**What to produce**
Each entry in the listing below should be returned precisely as it is.
• • •
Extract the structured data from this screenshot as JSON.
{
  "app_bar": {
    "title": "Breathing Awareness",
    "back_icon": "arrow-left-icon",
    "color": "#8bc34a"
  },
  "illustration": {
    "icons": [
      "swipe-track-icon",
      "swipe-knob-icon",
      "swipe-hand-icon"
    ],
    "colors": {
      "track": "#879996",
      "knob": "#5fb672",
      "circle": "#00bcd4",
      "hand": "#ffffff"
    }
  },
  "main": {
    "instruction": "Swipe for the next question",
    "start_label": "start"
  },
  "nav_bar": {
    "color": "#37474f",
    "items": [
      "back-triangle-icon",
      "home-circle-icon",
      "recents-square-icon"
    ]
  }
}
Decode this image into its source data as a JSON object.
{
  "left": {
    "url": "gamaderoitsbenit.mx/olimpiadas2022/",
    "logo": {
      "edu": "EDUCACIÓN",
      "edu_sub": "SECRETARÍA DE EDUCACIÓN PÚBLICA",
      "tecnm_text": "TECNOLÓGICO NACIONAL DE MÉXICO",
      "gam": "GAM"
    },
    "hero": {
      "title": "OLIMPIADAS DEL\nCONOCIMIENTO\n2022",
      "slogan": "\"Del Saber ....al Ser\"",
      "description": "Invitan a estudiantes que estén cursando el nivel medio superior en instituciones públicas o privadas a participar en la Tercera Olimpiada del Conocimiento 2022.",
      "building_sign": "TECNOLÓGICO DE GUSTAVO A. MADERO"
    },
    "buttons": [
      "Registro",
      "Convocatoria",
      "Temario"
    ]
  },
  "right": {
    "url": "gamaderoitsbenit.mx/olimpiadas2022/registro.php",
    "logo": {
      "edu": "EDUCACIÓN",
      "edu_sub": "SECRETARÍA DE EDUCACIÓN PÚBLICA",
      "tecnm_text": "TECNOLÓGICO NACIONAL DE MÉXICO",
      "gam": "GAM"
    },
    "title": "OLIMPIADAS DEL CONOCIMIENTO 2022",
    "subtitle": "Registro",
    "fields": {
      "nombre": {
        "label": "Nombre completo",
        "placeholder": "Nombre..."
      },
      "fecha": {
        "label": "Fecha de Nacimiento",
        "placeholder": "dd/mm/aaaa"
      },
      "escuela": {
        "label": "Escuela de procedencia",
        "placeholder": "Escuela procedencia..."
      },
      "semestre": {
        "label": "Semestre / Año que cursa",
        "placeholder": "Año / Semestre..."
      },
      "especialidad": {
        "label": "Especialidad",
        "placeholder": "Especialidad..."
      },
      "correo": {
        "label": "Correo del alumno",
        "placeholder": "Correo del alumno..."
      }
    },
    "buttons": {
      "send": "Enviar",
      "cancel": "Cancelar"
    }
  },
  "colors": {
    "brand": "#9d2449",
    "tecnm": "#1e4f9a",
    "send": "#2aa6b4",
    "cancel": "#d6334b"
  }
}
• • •
**Exercise result**
Extract the structured data from this screenshot as JSON.
{
  "app_bar": {
    "title": "Breathing Awareness",
    "back_icon": "arrow-left-icon",
    "color": "#8bc34a"
  },
  "illustration": {
    "icons": [
      "swipe-track-icon",
      "swipe-knob-icon",
      "swipe-hand-icon"
    ],
    "colors": {
      "track": "#879996",
      "knob": "#5fb672",
      "circle": "#00bcd4",
      "hand": "#ffffff"
    }
  },
  "main": {
    "instruction": "Swipe for the next question",
    "start_label": "start"
  },
  "nav_bar": {
    "color": "#37474f",
    "items": [
      "back-triangle-icon",
      "home-circle-icon",
      "recents-square-icon"
    ]
  }
}
Decode this image into its source data as a JSON object.
{
  "left": {
    "url": "gamaderoitsbenit.mx/olimpiadas2022/",
    "logo": {
      "edu": "EDUCACIÓN",
      "edu_sub": "SECRETARÍA DE EDUCACIÓN PÚBLICA",
      "tecnm_text": "TECNOLÓGICO NACIONAL DE MÉXICO",
      "gam": "GAM"
    },
    "hero": {
      "title": "OLIMPIADAS DEL\nCONOCIMIENTO\n2022",
      "slogan": "\"Del Saber ....al Ser\"",
      "description": "Invitan a estudiantes que estén cursando el nivel medio superior en instituciones públicas o privadas a participar en la Tercera Olimpiada del Conocimiento 2022.",
      "building_sign": "TECNOLÓGICO DE GUSTAVO A. MADERO"
    },
    "buttons": [
      "Registro",
      "Convocatoria",
      "Temario"
    ]
  },
  "right": {
    "url": "gamaderoitsbenit.mx/olimpiadas2022/registro.php",
    "logo": {
      "edu": "EDUCACIÓN",
      "edu_sub": "SECRETARÍA DE EDUCACIÓN PÚBLICA",
      "tecnm_text": "TECNOLÓGICO NACIONAL DE MÉXICO",
      "gam": "GAM"
    },
    "title": "OLIMPIADAS DEL CONOCIMIENTO 2022",
    "subtitle": "Registro",
    "fields": {
      "nombre": {
        "label": "Nombre completo",
        "placeholder": "Nombre..."
      },
      "fecha": {
        "label": "Fecha de Nacimiento",
        "placeholder": "dd/mm/aaaa"
      },
      "escuela": {
        "label": "Escuela de procedencia",
        "placeholder": "Escuela procedencia..."
      },
      "semestre": {
        "label": "Semestre / Año que cursa",
        "placeholder": "Año / Semestre..."
      },
      "especialidad": {
        "label": "Especialidad",
        "placeholder": "Especialidad..."
      },
      "correo": {
        "label": "Correo del alumno",
        "placeholder": "Correo del alumno..."
      }
    },
    "buttons": {
      "send": "Enviar",
      "cancel": "Cancelar"
    }
  },
  "colors": {
    "brand": "#9d2449",
    "tecnm": "#1e4f9a",
    "send": "#2aa6b4",
    "cancel": "#d6334b"
  }
}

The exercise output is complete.